(Excerpts from an interface dataset)
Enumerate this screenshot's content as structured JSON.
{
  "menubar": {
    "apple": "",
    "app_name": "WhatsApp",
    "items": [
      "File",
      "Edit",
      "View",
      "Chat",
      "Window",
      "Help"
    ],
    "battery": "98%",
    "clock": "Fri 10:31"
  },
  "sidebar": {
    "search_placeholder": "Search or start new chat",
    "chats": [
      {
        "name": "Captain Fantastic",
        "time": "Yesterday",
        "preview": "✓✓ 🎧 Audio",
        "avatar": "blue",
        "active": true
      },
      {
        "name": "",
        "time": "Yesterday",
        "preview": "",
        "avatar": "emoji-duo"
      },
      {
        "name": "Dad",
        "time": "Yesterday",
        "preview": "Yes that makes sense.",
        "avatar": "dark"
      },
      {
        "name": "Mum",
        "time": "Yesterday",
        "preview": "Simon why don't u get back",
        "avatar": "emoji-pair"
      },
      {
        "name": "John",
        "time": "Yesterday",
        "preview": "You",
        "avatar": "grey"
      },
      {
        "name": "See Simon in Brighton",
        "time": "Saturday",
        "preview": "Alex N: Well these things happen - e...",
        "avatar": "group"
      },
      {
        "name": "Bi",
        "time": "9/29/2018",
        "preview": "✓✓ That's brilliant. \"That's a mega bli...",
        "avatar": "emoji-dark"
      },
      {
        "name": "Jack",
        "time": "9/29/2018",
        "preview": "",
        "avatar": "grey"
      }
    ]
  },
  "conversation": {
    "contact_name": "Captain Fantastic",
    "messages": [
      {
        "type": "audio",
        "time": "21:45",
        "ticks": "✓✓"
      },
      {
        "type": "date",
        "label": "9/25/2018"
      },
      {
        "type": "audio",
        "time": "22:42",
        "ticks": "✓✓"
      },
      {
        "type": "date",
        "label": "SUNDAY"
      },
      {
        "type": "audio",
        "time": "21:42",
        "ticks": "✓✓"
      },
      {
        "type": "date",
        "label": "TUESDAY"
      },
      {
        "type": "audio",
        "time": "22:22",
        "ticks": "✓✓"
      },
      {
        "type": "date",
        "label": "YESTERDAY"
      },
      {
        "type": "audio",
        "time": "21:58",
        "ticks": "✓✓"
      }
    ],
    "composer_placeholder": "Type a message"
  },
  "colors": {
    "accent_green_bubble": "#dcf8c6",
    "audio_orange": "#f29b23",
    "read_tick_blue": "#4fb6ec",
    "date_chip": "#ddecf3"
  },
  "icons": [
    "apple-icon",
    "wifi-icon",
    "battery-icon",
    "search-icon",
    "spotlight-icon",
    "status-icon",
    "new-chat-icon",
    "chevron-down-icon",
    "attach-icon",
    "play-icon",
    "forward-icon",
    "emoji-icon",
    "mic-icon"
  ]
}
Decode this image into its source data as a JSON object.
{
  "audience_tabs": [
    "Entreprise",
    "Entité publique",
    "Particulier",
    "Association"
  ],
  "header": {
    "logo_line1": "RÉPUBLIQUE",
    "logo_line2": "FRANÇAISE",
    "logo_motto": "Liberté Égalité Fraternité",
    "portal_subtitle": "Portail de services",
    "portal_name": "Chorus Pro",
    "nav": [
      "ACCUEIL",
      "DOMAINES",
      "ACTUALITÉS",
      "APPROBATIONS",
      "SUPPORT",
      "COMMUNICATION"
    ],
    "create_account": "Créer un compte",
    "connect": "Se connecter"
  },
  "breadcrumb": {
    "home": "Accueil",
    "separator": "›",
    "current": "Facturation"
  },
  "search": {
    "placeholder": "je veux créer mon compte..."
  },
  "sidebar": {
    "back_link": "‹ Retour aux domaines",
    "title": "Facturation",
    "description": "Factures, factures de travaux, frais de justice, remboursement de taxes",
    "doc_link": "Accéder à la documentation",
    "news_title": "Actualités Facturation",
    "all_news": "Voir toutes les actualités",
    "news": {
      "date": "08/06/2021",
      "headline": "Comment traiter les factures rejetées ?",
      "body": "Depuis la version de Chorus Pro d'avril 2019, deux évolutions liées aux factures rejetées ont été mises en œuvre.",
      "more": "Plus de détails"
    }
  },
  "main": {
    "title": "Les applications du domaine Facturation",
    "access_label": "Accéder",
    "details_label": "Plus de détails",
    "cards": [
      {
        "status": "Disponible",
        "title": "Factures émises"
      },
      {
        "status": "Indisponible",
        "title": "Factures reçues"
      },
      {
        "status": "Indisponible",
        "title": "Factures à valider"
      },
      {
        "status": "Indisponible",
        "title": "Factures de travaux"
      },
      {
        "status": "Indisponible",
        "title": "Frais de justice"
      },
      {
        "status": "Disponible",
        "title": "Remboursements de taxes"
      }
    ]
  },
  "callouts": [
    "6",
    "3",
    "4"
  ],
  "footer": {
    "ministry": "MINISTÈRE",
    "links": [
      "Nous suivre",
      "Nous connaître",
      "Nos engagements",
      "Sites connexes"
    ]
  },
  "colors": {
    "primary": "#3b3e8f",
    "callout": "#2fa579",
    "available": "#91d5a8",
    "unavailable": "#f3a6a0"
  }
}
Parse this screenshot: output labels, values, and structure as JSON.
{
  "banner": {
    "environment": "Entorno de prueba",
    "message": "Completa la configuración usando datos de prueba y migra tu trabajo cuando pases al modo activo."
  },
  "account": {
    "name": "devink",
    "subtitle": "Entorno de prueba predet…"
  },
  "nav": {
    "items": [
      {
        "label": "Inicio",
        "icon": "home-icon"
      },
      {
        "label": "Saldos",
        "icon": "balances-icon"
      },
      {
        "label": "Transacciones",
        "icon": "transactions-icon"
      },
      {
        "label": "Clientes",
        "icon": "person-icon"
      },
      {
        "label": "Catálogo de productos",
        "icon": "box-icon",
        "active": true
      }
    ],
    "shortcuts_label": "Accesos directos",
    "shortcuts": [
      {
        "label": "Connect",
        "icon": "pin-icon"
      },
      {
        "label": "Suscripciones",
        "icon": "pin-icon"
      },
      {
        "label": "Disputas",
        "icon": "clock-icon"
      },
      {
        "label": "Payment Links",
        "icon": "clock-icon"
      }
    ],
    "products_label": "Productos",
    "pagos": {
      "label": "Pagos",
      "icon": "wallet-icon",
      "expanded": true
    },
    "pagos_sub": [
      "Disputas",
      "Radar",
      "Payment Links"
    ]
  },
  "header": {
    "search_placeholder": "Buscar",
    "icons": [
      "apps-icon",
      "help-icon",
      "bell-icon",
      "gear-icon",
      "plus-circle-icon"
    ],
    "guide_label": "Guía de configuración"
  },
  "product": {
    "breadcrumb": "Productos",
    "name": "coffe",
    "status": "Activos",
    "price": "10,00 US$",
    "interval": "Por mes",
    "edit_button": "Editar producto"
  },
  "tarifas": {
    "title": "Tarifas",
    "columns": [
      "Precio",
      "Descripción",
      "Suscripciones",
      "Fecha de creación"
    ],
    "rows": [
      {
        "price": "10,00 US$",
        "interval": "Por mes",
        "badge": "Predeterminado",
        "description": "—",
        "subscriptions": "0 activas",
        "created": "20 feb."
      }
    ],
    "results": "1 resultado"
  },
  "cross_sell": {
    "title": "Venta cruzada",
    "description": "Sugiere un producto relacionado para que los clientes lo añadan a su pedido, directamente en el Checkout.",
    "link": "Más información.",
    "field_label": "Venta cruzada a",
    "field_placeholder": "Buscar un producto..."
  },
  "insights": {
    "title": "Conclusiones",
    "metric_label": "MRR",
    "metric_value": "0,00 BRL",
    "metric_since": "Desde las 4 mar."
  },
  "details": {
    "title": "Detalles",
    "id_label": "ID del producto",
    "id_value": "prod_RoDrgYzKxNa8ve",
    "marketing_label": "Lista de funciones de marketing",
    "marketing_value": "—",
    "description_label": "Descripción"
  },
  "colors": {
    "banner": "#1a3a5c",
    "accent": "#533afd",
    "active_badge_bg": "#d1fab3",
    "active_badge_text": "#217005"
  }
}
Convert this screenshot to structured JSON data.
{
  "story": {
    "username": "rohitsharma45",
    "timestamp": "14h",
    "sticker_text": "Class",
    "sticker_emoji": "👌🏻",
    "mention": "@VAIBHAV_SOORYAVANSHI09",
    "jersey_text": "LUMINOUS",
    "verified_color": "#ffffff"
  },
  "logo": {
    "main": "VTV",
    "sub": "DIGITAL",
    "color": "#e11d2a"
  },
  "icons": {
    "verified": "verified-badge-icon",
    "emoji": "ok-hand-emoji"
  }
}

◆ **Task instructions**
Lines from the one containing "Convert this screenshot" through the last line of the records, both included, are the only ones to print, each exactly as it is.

◆ **Answer section**
Convert this screenshot to structured JSON data.
{
  "story": {
    "username": "rohitsharma45",
    "timestamp": "14h",
    "sticker_text": "Class",
    "sticker_emoji": "👌🏻",
    "mention": "@VAIBHAV_SOORYAVANSHI09",
    "jersey_text": "LUMINOUS",
    "verified_color": "#ffffff"
  },
  "logo": {
    "main": "VTV",
    "sub": "DIGITAL",
    "color": "#e11d2a"
  },
  "icons": {
    "verified": "verified-badge-icon",
    "emoji": "ok-hand-emoji"
  }
}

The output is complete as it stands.